Scotland’s devolved government will shortly introduce its own, alternative Brexit bill, increasing pressure on the UK government over legislation needed to pass in Britain’s national parliament.
The “continuity bill”, to be announced on Tuesday afternoon in the Scottish parliament by Brexit minister Mike Russell.
It will be introduced at Holyrood as a stop-gap solution if MSPs do not give consent to the UK bill and will aim to ensure stability of devolved law once Britain leaves the EU.
Russel said that there is still a possibility of a good deal to be agreed with Westminster, but has rejected the current offer from UK ministers.
Prime Minister Theresa May’s government on Monday indicated that it would go no further in offering concessions to Scotland, Wales and Northern Ireland, who are concerned that they will lose powers in a constitutional realignment after Britain leaves the European Union.
The United Kingdom’s devolved nations do not have a veto on Brexit legislation, but ignoring their wishes risks worsening already strained relations, stoking nationalism in Scotland, and further complicating the already-difficult withdrawal process.
“I will not sign up to something that effectively undermines the whole foundation on which devolution is built,” Nicola Sturgeon, whose party supports independence for Scotland, told BBC radio.
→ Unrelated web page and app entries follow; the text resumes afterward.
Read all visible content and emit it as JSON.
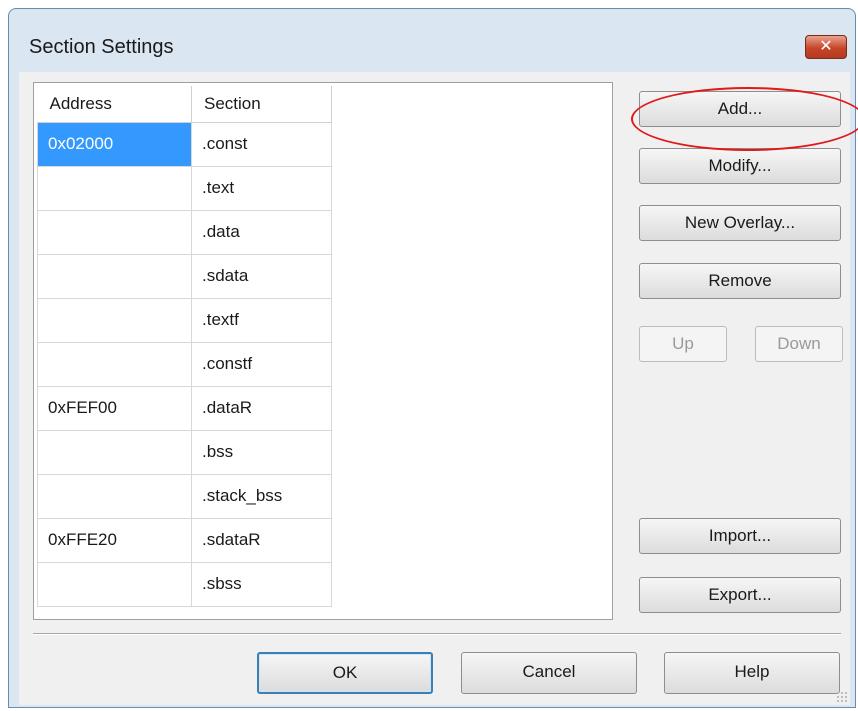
{
  "window": {
    "title": "Section Settings",
    "close_label": "✕"
  },
  "table": {
    "headers": [
      "Address",
      "Section"
    ],
    "rows": [
      {
        "address": "0x02000",
        "section": ".const"
      },
      {
        "address": "",
        "section": ".text"
      },
      {
        "address": "",
        "section": ".data"
      },
      {
        "address": "",
        "section": ".sdata"
      },
      {
        "address": "",
        "section": ".textf"
      },
      {
        "address": "",
        "section": ".constf"
      },
      {
        "address": "0xFEF00",
        "section": ".dataR"
      },
      {
        "address": "",
        "section": ".bss"
      },
      {
        "address": "",
        "section": ".stack_bss"
      },
      {
        "address": "0xFFE20",
        "section": ".sdataR"
      },
      {
        "address": "",
        "section": ".sbss"
      }
    ],
    "selected_row": 0
  },
  "side_buttons": {
    "add": "Add...",
    "modify": "Modify...",
    "new_overlay": "New Overlay...",
    "remove": "Remove",
    "up": "Up",
    "down": "Down",
    "import": "Import...",
    "export": "Export..."
  },
  "bottom_buttons": {
    "ok": "OK",
    "cancel": "Cancel",
    "help": "Help"
  },
  "colors": {
    "selection": "#3399ff",
    "annotation": "#e01a1a",
    "title_bar": "#dbe6f3"
  }
}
As things stand, her government could not recommend consent for the bill, she said.
Cabinet minister David Lidington said on Monday that most currently devolved powers would now automatically stay in Edinburgh, Cardiff and Belfast, the devolved nations’ capitals, after Britain leaves the European Union.
But the British government would make exceptions if it believed that would damage the UK as a whole, he said, comments that raised hackles in Scotland and appeared to overturn progress made between the sides last week.
The British government needs a deal before the summer in order to pass the European Union (Withdrawal) Bill in Britain’s national parliament. The bill will formally sever the UK’s ties to the EU and “copy and paste” EU legislation into British law.